When Is the Right Time to Debate Spending?
The debt ceiling itself is not a tool to reduce spending. We should be having serious debates about spending during the annual appropriations process, when Congress allocates money for the government’s budget–and when the threat of defaulting is not hanging over our heads.
It’s not that different than what we do with our own families: We should think carefully, even have a serious debate, before making any big purchase. But once we’ve bought it, we need to pay the bill.
And if we don’t pay the bill? We wouldn’t expect any bank to trust us with a mortgage or car loan again. That’s why the very faith and credit of our nation is on the line.
Why is this so Dangerous?
Let’s be clear: America should never negotiate on its full faith and credit. The Speaker (and the MAGA Republicans he is beholden to) are setting a dangerous precedent and risking America’s financial health for the sake of their ideological fixations.
Even coming close to a default hurts our economy. In 2011, when the federal government approached a default, stock prices plunged, market volatility spiked, corporate investments declined, and mortgage rates increased. On the whole, both consumer confidence and small-business optimism dropped. All this, before a default had even occurred.
While there is no historical precedent for the U.S. breaching its debt ceiling without Congress taking action, there is broad consensus by economists that a default would cause a lot of damage to the economy and erase the gains made in recent years. Over 7 million Americans could be thrown out of work. In our district alone, defaulting could kill about 8,400 jobs.
I support the President’s position to stand firm on defending America’s financial credibility. This is a fluid situation, and the status of the negotiations could change or stall at any moment.
I recently joined every other House Democrat in signing a “discharge petition,” which would force a vote to raise the debt ceiling cleanly. In order to succeed, though, this action would need at least five signatures from Republicans. It does not yet appear that there are five Republicans who are willing to cross party lines.
This episode will likely require some kind of compromise, which will be necessary to avoid this catastrophe.

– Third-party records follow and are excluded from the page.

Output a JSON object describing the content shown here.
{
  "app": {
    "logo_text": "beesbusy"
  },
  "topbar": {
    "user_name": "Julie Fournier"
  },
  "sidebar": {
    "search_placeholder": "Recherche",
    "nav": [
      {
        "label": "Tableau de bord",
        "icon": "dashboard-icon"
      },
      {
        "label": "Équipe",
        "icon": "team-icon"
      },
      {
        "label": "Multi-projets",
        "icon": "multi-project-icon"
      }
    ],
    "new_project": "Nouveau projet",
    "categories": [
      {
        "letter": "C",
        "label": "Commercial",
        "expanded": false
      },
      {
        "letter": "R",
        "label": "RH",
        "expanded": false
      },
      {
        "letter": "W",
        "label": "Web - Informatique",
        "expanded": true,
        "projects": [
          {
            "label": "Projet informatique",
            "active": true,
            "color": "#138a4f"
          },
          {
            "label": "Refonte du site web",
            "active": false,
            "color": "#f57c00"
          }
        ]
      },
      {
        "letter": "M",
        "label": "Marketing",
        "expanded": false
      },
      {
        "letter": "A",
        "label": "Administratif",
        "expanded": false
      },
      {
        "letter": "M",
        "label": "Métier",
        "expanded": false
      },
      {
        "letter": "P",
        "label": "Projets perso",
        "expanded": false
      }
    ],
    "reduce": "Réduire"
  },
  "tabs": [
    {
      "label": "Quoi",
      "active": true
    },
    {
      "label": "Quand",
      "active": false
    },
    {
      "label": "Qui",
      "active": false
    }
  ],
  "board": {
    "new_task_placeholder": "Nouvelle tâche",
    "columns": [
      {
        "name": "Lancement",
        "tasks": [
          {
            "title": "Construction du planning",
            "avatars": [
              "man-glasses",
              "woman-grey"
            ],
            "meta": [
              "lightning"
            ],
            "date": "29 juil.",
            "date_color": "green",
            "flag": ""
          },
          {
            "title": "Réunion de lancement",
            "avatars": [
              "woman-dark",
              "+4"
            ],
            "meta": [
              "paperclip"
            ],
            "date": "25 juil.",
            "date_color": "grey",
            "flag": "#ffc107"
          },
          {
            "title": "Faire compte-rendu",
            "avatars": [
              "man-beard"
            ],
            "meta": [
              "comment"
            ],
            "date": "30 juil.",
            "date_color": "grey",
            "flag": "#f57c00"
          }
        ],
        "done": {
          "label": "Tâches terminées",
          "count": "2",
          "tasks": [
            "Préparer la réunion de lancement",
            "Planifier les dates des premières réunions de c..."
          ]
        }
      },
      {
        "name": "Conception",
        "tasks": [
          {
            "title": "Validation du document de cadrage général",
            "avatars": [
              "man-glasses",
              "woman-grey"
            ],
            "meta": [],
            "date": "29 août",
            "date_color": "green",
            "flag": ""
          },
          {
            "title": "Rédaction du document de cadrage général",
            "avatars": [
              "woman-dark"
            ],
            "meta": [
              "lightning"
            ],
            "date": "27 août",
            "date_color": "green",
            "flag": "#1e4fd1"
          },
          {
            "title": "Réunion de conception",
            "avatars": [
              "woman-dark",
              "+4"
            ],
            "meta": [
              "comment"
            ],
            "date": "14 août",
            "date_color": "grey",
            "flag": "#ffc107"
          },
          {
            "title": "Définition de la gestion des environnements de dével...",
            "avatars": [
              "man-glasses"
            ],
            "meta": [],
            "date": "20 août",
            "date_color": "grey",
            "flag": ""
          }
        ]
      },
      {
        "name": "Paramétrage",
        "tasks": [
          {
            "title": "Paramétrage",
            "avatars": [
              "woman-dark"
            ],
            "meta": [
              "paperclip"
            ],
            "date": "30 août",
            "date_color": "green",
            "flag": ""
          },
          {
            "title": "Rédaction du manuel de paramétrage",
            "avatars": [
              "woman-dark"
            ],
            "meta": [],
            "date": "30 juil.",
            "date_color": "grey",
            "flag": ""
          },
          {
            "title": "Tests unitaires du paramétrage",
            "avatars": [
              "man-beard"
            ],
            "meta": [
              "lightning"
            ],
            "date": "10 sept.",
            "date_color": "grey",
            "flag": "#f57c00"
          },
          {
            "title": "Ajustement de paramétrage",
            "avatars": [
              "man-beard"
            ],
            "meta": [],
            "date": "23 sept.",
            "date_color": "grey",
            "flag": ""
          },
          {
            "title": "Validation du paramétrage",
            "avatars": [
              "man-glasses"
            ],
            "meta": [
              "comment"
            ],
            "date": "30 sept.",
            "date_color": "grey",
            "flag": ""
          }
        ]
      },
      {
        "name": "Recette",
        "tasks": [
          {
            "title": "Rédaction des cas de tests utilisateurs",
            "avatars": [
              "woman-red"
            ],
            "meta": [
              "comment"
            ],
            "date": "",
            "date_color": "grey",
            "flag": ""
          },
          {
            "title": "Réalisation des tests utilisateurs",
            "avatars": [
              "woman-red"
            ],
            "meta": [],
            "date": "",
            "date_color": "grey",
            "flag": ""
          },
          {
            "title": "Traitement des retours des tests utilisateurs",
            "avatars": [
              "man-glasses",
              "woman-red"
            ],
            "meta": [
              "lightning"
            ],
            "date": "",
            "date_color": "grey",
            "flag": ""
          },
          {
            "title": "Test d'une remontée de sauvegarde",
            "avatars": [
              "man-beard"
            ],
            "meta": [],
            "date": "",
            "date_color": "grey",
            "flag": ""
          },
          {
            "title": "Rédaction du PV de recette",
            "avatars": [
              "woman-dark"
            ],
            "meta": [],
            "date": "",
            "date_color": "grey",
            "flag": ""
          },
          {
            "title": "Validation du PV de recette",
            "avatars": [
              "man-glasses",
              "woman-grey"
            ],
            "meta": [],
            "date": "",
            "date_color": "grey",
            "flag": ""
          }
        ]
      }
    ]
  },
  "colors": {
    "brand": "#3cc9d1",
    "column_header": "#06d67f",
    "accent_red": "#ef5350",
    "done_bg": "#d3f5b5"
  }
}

Right now there is a set of concessions on the table including clawing back money that was dedicated for covid relief (but which was never actually spent), capping future budgets, and imposing work requirements to receive certain federal benefits.
Every American should understand that negotiating things like work requirements isn’t about lessening the debt; it’s about using America’s full faith and credit as an ideological gambling chip. Work requirements, for example, would result in about $1 billion saved. In comparison, Republicans could be emboldened to extend the Trump tax cuts next, which would add another $3.5 trillion to the debt. In other words, we could save $1 with work requirements for every $3500 we could save on tax cuts for the wealthy. Which makes more sense?
At the end of the day, extremists are setting a dangerous precedent that we should play politics with America’s full faith and credit. That weakens our nation. It is the wrong thing to do for our country.
As always, you can reach out to me and my office with any questions you have ,or if you're in need of assistance.
Rep. Seth Moulton
Member of Congress
Massachusetts' District Six